In this pilot, Baobab Senegal used Baobab+ PAYGo customers’ repayment data to calculate eligibility and loan offers. More consistent repayment behavior lead to higher offers. Clients who accepted a loan offer had to come to the Baobab Senegal branch to register for an account and return the next day to withdraw their loan. The multiple visits and long distances likely deterred some customers. In the future, account opening and loan disbursement could be done at all Baobab sales points (agent or branch) and via its mobile application.
Baobab Senegal was able to reach 261 eligible customers with loan offers, and the initial results were encouraging: 91 loans were issued to 56 customers, at an average size of $55. Customers took multiple loans, with half of the borrowers taking out a second Taka loan, five taking third loans and two borrowing four times by the end of the project. Conversion rates were similar to those of existing clients, but repayment rates will need to improve for this to be a commercially viable product. In future pilots, Baobab Senegal and Baobab+ plan to experiment with re-collateralizing the PAYGo unit (i.e., turning it off when clients are in arrears) and leveraging Baobab+’s agents to follow-up with delinquent clients. Both mechanisms should improve repayment rates.
What does this mean for PAYGo and for MFIs?
There are two stories here. One is about customer empowerment. PAYGo solar is bringing new people into the financial system and empowering them to access formal financial services by leveraging their repayment histories.

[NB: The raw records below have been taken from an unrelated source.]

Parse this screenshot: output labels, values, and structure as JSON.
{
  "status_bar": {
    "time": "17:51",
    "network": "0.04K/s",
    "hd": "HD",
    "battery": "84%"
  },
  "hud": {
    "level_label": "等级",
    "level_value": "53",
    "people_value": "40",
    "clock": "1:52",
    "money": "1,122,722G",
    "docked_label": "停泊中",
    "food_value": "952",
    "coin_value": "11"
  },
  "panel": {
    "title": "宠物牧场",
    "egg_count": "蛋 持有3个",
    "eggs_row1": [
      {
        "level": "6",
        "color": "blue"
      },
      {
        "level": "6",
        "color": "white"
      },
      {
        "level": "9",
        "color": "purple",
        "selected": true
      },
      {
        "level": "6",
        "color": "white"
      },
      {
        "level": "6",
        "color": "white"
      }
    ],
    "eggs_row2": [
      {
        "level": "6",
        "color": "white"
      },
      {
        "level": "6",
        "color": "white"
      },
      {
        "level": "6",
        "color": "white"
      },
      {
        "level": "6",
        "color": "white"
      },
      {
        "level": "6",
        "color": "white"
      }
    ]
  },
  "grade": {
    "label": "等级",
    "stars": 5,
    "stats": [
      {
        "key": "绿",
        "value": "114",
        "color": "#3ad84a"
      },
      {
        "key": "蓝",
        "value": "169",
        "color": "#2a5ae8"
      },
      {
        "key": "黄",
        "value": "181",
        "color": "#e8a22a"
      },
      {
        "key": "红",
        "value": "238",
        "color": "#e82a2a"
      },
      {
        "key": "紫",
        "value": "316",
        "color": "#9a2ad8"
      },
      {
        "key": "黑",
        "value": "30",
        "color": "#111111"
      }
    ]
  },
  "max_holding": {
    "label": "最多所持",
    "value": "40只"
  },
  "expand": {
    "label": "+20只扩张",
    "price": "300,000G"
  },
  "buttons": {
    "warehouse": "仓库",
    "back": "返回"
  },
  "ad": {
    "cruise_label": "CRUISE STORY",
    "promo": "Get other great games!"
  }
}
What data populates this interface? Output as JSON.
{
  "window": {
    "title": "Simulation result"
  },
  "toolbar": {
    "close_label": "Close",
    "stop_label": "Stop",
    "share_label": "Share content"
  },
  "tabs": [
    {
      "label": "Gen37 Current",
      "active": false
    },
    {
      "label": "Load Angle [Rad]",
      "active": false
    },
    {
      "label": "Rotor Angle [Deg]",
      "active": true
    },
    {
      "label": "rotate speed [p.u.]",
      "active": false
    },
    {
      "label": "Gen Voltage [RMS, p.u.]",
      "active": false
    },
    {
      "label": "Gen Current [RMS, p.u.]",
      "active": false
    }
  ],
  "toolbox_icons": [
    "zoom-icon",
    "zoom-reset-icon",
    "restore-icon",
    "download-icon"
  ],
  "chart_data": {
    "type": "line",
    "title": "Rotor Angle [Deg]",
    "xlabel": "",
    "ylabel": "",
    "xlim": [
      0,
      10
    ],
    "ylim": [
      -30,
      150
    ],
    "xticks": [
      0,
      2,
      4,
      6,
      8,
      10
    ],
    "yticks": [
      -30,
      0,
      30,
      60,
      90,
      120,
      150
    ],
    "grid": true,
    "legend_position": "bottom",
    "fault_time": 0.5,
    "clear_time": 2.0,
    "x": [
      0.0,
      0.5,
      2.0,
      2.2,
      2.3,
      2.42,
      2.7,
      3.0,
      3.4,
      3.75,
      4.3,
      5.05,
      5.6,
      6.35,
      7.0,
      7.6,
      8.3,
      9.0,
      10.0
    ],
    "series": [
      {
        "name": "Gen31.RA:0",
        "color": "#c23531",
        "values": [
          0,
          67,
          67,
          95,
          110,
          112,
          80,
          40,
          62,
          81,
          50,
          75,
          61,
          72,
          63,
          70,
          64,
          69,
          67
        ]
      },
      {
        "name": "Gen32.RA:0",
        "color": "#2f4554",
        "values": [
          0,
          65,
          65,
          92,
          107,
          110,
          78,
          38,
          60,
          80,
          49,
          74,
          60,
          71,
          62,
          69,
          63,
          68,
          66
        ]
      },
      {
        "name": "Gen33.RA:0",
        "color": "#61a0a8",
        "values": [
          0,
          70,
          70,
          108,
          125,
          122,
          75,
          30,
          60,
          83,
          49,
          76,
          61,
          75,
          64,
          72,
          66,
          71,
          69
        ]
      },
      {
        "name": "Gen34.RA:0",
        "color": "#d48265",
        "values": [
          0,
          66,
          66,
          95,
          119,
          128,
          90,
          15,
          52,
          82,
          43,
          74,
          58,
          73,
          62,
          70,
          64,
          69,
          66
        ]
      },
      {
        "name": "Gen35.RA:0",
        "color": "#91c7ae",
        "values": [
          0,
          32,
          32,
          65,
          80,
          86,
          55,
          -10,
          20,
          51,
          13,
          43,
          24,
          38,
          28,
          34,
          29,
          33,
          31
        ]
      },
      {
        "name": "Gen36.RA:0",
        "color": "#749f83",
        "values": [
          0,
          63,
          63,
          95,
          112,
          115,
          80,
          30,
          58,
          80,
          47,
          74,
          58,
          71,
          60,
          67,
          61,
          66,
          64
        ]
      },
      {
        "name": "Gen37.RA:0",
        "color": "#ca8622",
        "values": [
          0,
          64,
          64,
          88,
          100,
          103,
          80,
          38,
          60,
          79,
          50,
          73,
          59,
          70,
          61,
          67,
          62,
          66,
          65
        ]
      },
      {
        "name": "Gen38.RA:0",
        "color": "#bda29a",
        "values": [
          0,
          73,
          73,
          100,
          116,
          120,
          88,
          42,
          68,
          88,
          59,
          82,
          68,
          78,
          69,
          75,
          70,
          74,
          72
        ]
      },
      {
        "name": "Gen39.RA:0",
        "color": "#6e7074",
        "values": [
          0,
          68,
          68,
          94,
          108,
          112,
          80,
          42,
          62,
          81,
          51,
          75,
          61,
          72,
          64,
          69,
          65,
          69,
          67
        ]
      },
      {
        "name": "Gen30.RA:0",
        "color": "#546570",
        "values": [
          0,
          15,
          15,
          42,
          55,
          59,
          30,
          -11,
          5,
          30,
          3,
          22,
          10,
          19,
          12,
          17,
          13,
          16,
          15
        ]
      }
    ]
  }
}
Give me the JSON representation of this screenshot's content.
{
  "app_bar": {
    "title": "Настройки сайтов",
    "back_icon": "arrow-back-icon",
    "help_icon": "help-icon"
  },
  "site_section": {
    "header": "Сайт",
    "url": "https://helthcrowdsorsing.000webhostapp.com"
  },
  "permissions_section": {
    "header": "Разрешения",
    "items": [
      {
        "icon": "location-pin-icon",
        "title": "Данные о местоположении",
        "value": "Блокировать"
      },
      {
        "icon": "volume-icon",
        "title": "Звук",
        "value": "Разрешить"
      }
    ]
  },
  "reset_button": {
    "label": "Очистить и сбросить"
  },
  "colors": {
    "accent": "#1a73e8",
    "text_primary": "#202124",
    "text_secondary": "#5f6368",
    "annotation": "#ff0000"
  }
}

Customers like Adama can access micro-loans, make deposits into savings accounts and grow their livelihoods. This pilot is a huge leap forward on that front, along with similar work done in Uganda with Brightlife and FINCA and India with Simpa and RBL.
But this is also a story about microfinance institutions having the courage to innovate and adapt. Most MFIs are embedded in the communities they serve. They are not used to evaluating and underwriting customers based purely on someone else’s data. As Cristiana Finotti, director of business development and marketing at Baobab Senegal, told us: “This is our first time lending to clients who we do not know.” It took a lot of work and not a little bit of faith for Baobab Senegal to offer a loan to Adama.
Both stories are early but positive developments for customers. Innovators and established players are finding ways to work together, to reinforce and magnify their respective value and to reach more people with impactful products. For Adama, this collaboration has meant access to capital and a safe place for his money. In the future, he hopes to borrow enough to buy a refrigerator, perhaps from Baobab+. Thanks to a combination of solar power and microfinance, he may not have to wait for long.